The companies also issue debentures through a public offer to the institutional as well as retail investors. They are both issuers and investors in the debt market.
Mutual Fund Houses
Mutual funds are the predominant investors, in the debt market. They have specialized debt funds such as money market mutual funds, gilt funds, and so on. They have also emerged as active participants and traders in the debt market.
MFs have many schemes with various proportions of investment on debt instruments. Unlike other investors, mutual funds are affected by the volatile inflows and outflows of the funds and affect the secondary market activity.
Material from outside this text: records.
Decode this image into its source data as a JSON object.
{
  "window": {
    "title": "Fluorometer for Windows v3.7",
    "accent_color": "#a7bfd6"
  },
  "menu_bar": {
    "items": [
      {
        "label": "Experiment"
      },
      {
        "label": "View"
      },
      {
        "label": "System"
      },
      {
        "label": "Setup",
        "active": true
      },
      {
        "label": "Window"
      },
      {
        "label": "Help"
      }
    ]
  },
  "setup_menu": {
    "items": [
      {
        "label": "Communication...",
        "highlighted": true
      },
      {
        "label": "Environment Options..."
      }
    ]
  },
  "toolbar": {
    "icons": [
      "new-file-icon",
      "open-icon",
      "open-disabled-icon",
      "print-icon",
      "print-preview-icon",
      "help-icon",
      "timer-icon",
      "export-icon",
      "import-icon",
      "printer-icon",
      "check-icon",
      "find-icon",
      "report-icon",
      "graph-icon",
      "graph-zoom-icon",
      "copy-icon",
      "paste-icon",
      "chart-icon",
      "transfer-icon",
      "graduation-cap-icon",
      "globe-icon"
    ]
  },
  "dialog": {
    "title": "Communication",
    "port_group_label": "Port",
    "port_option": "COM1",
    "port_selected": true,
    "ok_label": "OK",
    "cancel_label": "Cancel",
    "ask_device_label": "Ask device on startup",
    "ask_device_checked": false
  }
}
They have been permitted to invest in the debt market and the limits of investment have been specified by the IRDA. They are interested in the longer-dated papers.
Provident Funds (PFs) and Pension Funds
They are large investors in government securities and PSU bonds. They are not active traders in their portfolios. They invest in bonds and debentures in accordance with the prescribed guidelines. These funds mainly aim at the safety of the funds. That is why they prefer government securities and bonds of PSUs. A very small portion is invested in private sector bonds.
Satellite Dealers (SDs)
They were also one of the participants in the debt market but the Reserve Bank discontinued their participation from May 2002. This was a second level dealers system linked with PDs and acted as a distribution channel. Later, it was felt that the SD system resulted in higher transaction costs to retail investors and so discontinued.
Credit Rating Agencies
Simply speaking, these agencies rate or assess the ability of the borrower company to repay its debt. They thus provide useful information to the investors. Ratings are given to financial instruments and not the company.
Debentures carrying a first charge on the company’s assets are rated higher than those carrying the second charge. However, both rated higher than unsecured debentures. This shows that the debentures from the same company could carry different ratings depending on the nature of the security and the amount raised.
Some of the important credit rating agencies in India are:
- Credit Rating Information Services of India Limited (CRISIL)
- Investment and Credit Rating Agency of India Limited (ICRA)
- Credit Analysis and Research Limited (CARE)
- Onida Individual Credit RatingAgency of India Limited (ONICRA)
- Duff and Phelps Credit Rating India (P) Limited (DPCRI)
The Regulatory Bodies
The debt market is mainly regulated by the Reserve Bank of India and the Securities and Exchange Board of India. The RBI mainly regulates the government securities market and the issue of financial institutions and public corporations. SEBI regulates the issue of corporate debt and trading of dated securities and corporate debt instruments.